Tuesday, 8 April 2014

It was St Pancras Railway Station

Well done, Hilary, you got it right but you did admit that it was a bit of a guess. I am surprised. I truly expected all those of you living in the UK to know that the photo in my last post was the top of St Pancras Railway Station in London. Here is the complete, uncropped view that I had of the building as I walked along Euston Road towards the station to catch my train home to Leicester.

The Meeting Place, one of the statues in St Pancras Station
St Pancras Station has recently been renovated and is now beautiful, both inside and out. The front has been turned into a luxury hotel and the station is now called St Pancras International as it is the terminus for the Eurostar trains to France. The modernisation work combines the old with the new providing sculptures, art work, shops, cafes. There's even a Champagne Bar.

It's hard to believe that in 1966 they almost demolished the entire station. There were plans to amalgamate it with Kings Cross Station just across the way. Thankfully it was saved. This could have been due to public opinion following an earlier demolition disaster. In 1962 Euston Station was demolished. The 1960s saw a lot of demolition of old buildings. The nation seemed to show little interest in preserving them but Euston Station was different. It was of special architectural interest, with a magnificent Doric Arch as its entrance. A passionate 'Save the Arch' campaign was mounted but failed. The whole edifice was destroyed and all in the name of modernisation. It truly is heartbreaking but it may have been this campaign that prevented St Pancras from suffering the same fate.

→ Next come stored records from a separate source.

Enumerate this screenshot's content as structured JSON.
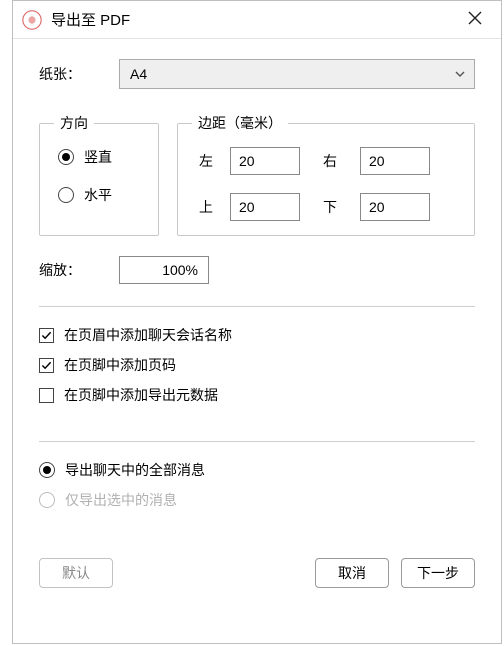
{
  "title": "导出至 PDF",
  "paper": {
    "label": "纸张：",
    "value": "A4"
  },
  "orientation": {
    "legend": "方向",
    "vertical": "竖直",
    "horizontal": "水平",
    "selected": "vertical"
  },
  "margins": {
    "legend": "边距（毫米）",
    "left": {
      "label": "左",
      "value": "20"
    },
    "right": {
      "label": "右",
      "value": "20"
    },
    "top": {
      "label": "上",
      "value": "20"
    },
    "bottom": {
      "label": "下",
      "value": "20"
    }
  },
  "zoom": {
    "label": "缩放：",
    "value": "100%"
  },
  "options": {
    "header_name": {
      "label": "在页眉中添加聊天会话名称",
      "checked": true
    },
    "footer_page": {
      "label": "在页脚中添加页码",
      "checked": true
    },
    "footer_meta": {
      "label": "在页脚中添加导出元数据",
      "checked": false
    }
  },
  "scope": {
    "all": {
      "label": "导出聊天中的全部消息",
      "selected": true,
      "enabled": true
    },
    "selected": {
      "label": "仅导出选中的消息",
      "selected": false,
      "enabled": false
    }
  },
  "buttons": {
    "default": "默认",
    "cancel": "取消",
    "next": "下一步"
  },
  "bg": {
    "b1": "",
    "b2": ""
  }
}
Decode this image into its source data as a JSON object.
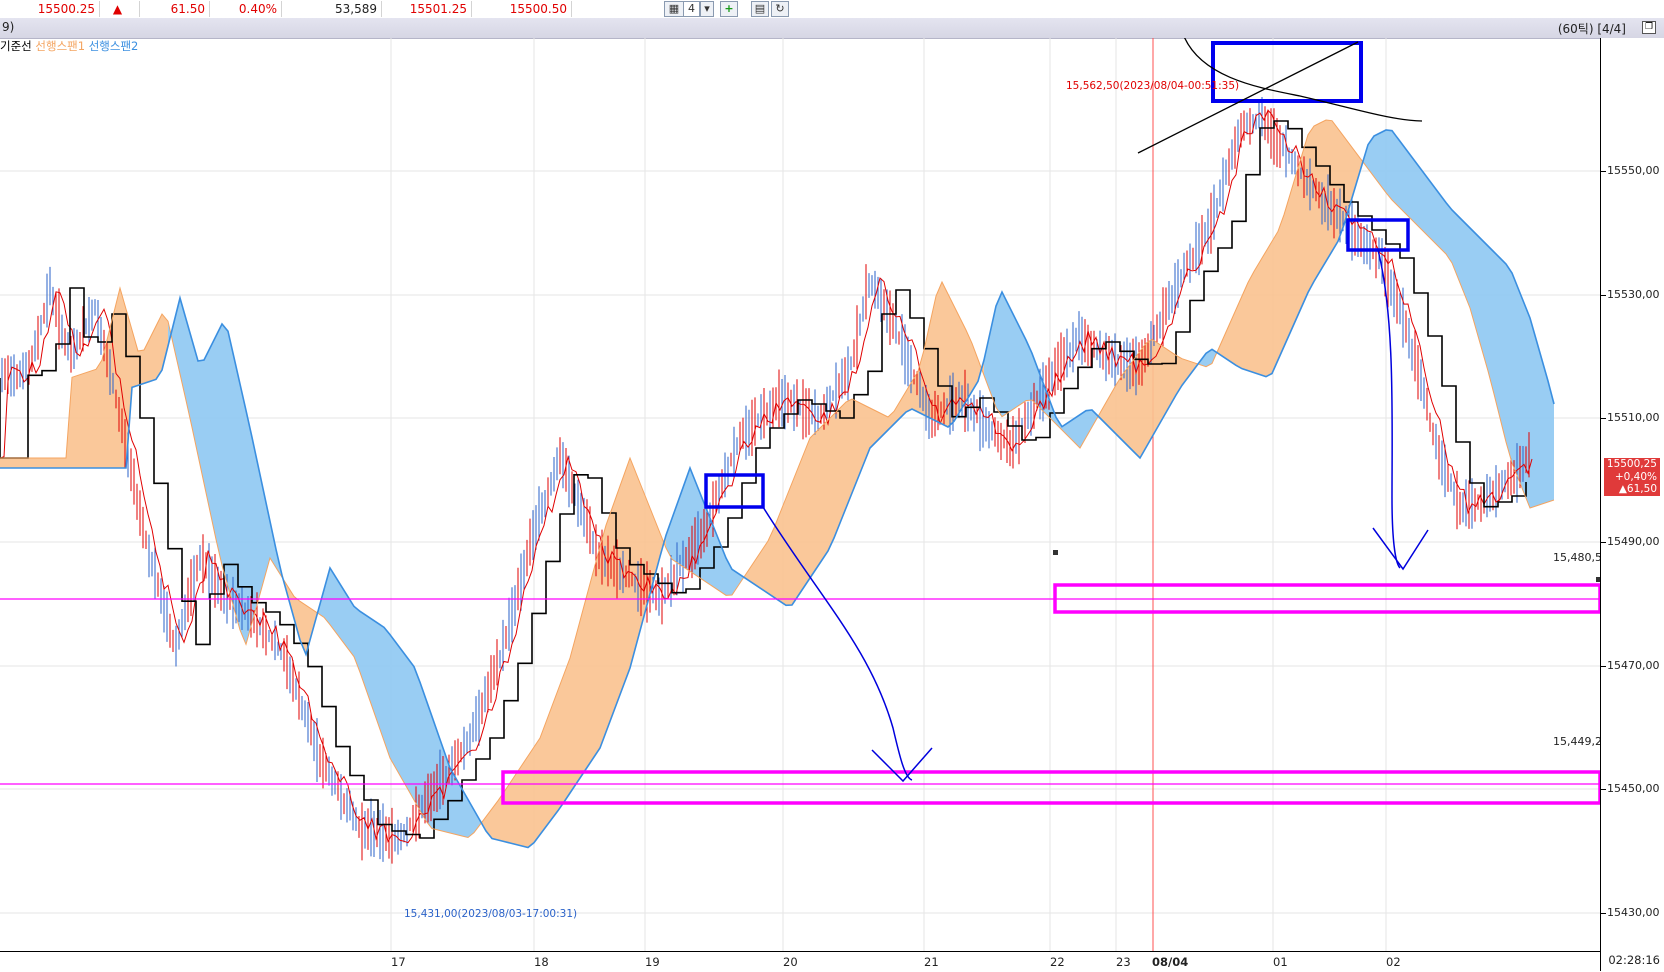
{
  "quote_bar": {
    "last_price": "15500.25",
    "change_arrow": "▲",
    "change": "61.50",
    "change_pct": "0.40%",
    "volume": "53,589",
    "ask": "15501.25",
    "bid": "15500.50"
  },
  "toolbar": {
    "layout_count": "4"
  },
  "title_bar": {
    "title": "9)",
    "ticks_info": "(60틱) [4/4]"
  },
  "legend": {
    "base_line": "기준선",
    "span1": "선행스팬1",
    "span2": "선행스팬2"
  },
  "y_axis": {
    "labels": [
      "15550,00",
      "15530,00",
      "15510,00",
      "15490,00",
      "15470,00",
      "15450,00",
      "15430,00"
    ]
  },
  "x_axis": {
    "labels": [
      "17",
      "18",
      "19",
      "20",
      "21",
      "22",
      "23",
      "08/04",
      "01",
      "02"
    ],
    "time": "02:28:16"
  },
  "price_box": {
    "price": "15500,25",
    "pct": "+0,40%",
    "change": "▲61,50"
  },
  "annotations": {
    "high": "15,562,50(2023/08/04-00:51:35)",
    "low": "15,431,00(2023/08/03-17:00:31)",
    "hline_upper": "15,480,5",
    "hline_lower": "15,449,2"
  },
  "colors": {
    "up_red": "#e00000",
    "span1_orange": "#f4a460",
    "span2_blue": "#3b8fe0",
    "highlight_magenta": "#ff00ff",
    "box_blue": "#0000ee",
    "session_line": "#ff4040"
  },
  "icons": [
    "grid-layout-icon",
    "dropdown-arrow-icon",
    "add-icon",
    "save-icon",
    "refresh-icon",
    "window-restore-icon"
  ]
}
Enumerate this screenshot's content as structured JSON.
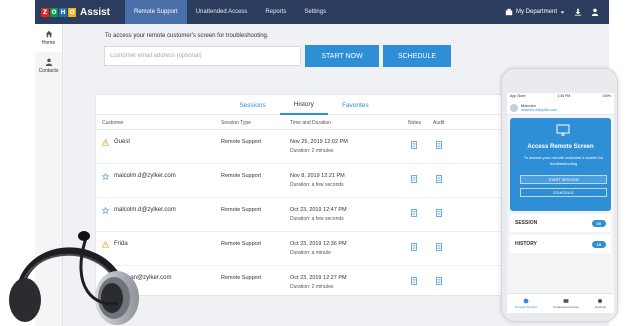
{
  "app": {
    "logo_letters": [
      "Z",
      "O",
      "H",
      "O"
    ],
    "logo_word": "Assist"
  },
  "nav": {
    "items": [
      "Remote Support",
      "Unattended Access",
      "Reports",
      "Settings"
    ],
    "active": "Remote Support"
  },
  "topright": {
    "department": "My Department"
  },
  "sidebar": {
    "items": [
      {
        "label": "Home",
        "icon": "home-icon"
      },
      {
        "label": "Contacts",
        "icon": "contacts-icon"
      }
    ]
  },
  "main": {
    "prompt": "To access your remote customer's screen for troubleshooting.",
    "email_placeholder": "Customer email address (optional)",
    "start_label": "START NOW",
    "schedule_label": "SCHEDULE"
  },
  "sessions": {
    "tabs": [
      "Sessions",
      "History",
      "Favorites"
    ],
    "active_tab": "History",
    "columns": [
      "Customer",
      "Session Type",
      "Time and Duration",
      "Notes",
      "Audit"
    ],
    "rows": [
      {
        "customer": "Guest",
        "icon": "warning-icon",
        "type": "Remote Support",
        "time": "Nov 25, 2019 12:02 PM",
        "duration": "Duration: 2 minutes"
      },
      {
        "customer": "malcolm.d@zylker.com",
        "icon": "star-icon",
        "type": "Remote Support",
        "time": "Nov 8, 2019 12:21 PM",
        "duration": "Duration: a few seconds"
      },
      {
        "customer": "malcolm.d@zylker.com",
        "icon": "star-icon",
        "type": "Remote Support",
        "time": "Oct 23, 2019 12:47 PM",
        "duration": "Duration: a few seconds"
      },
      {
        "customer": "Frida",
        "icon": "warning-icon",
        "type": "Remote Support",
        "time": "Oct 23, 2019 12:36 PM",
        "duration": "Duration: a minute"
      },
      {
        "customer": "jonathan@zylker.com",
        "icon": "star-icon",
        "type": "Remote Support",
        "time": "Oct 23, 2019 12:27 PM",
        "duration": "Duration: 2 minutes"
      }
    ]
  },
  "phone": {
    "status_left": "App Store",
    "status_time": "1:45 PM",
    "status_right": "100%",
    "user_name": "Malcolm",
    "user_email": "malcolm.d@zylker.com",
    "card_title": "Access Remote Screen",
    "card_sub": "To access your remote customer's screen for troubleshooting",
    "start_label": "START SESSION",
    "schedule_label": "SCHEDULE",
    "session_label": "SESSION",
    "session_count": "00",
    "history_label": "HISTORY",
    "history_count": "15",
    "tabs": [
      "Remote Support",
      "Unattended Access",
      "Settings"
    ]
  },
  "colors": {
    "topbar": "#2b3c5e",
    "accent": "#2e8ed6",
    "nav_active": "#4a6fa8"
  }
}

Have any beautiful old buildings been replaced by uninspiring 'improvements' in your area?


  1. I don't remember that part of the station, but when I first arrived in London, in September 1959, St. Pancras station was where I first put my feet down on London soil, or I should say concrete.

    1. I seem to recall that St Pancras was rather drab and soot-covered in the late 1950s. You wouldn't recognise it now.

  2. Lovely full pic and neat story. Glad it's been saved. Visit Dallas and the whole place is "tear down old stuff and put up new glass buildings". Ugh. Glad you value your history and have pride to restore. I know it takes money, but gosh it's valuable to honor the past

  3. Hi Ros .. for now with the A-Z challenge around my ears .. my brain is not functioning in other directions - though I did recently see five exhibitons on Monuments ... small Quadriga Gallery in the Wellington Arch.

    I used to pass St Pancras for 3 months going up to St Pancras Hospital .. where my Ma was before we managed to get her down here .. so my train trips were pretty mind bending .. and St Pancras (new) was being rebuilt all through that period ...

    Cheers - things are much more protected now .. but not all .. cheers Hilary

  4. The centre of Swindon must once have been lovely ... surely ...

  5. It's so lovely and good they didn't tear it down.

  6. What a majestic building! So glad they left it standing, it would have been a awful sin to knock something so beautiful down!

  7. Some day, some day, some day I want to get to England and Scotland... So many lovely old buildings that have survived so much.

  8. So much history in these buildings-- they need to be preserved.

  9. What a beautiful station! Sounds like they built some interesting additions, while still maintaining the historical landscape.


  10. Lovely..I pass through its portals every time I visit London! The inside, wwith the arch is wonderful! Here, as you know, the council is busily selling off all our nice bits to their friendly developer to turn into ''luxury flats''.